The County of Riverside may soon be under a public health emergency after the exponential spread of Monkeypox in the Eastern region of the county.
Monday, Public Health Officer Dr. Geoffrey Leung signed a proclamation to allow health officials to focus attention on the virus that has spread so quickly.
There are currently 59 cases of probable/confirmed monkeypox most are in the Coachella Valley in men between the ages of 20 and 60.
Now, the Riverside County Board of Supervisors have seven days to ratify the action.
“We have seen the devastating physical effects of Monkeypox on those who have been infected, as well as the emotional toll on partners, family and loved ones,” said Leung. “Now is the time for Public Health, our community partners and local leadership to reinforce our commitment to work together to slow and eventually stop the spread of this virus.”
The reason for the proclamation is to show the community that Public Health views Monkeypox as a threat to all county residents, according to county public health officials.
Leung said the move could help as local officials lobby for additional vaccine, which has been in limited supply.
Public Health Officer Geoffrey Leung has proclaimed a Public Health Emergency due to the growing number of Monkeypox cases, a move that health officials say will focus attention on a virus that's spread quickly
Proclamation: https://t.co/hTchM0Aq2G pic.twitter.com/GbdiuJQYCf
— Dr. Geoffrey Leung (@RivCoDoc) August 8, 2022
Monkeypox is generally spread through intimate skin-to-skin contact, resulting from infectious rashes and scabs, though respiratory secretions and bodily fluids exchanged during extended physical episodes such as sexual intercourse can also lead to transmission, according to the CDC.
Symptoms include fresh pimples, blisters, rashes, fever and fatigue. There is no specific treatment. People who have been infected with smallpox, or have been vaccinated for it, may have immunity to monkeypox.
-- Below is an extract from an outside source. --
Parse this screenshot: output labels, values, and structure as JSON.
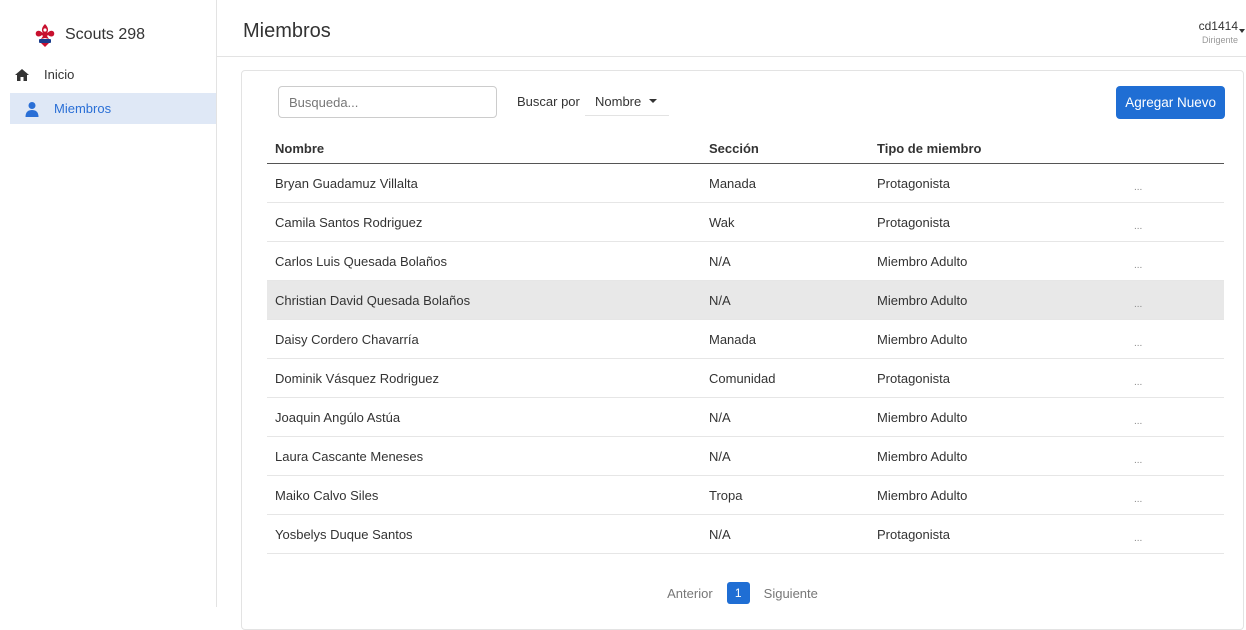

People with symptoms are urged to visit a medical provider, cover the rash area with clothing, wear a mask and avoid close or skin-to-skin contact with others.
The CDC particularly recommends those steps for people who recently traveled to an area where monkeypox cases have been reported or who have had contact with a confirmed or suspected monkeypox case.
A full list of countries that have confirmed monkeypox cases is available at wwwnc.cdc.gov/travel/notices/alert/monkeypox. A state-by-state tally of cases is available at www.cdc.gov/poxvirus/monkeypox/response/2022/us- map.html.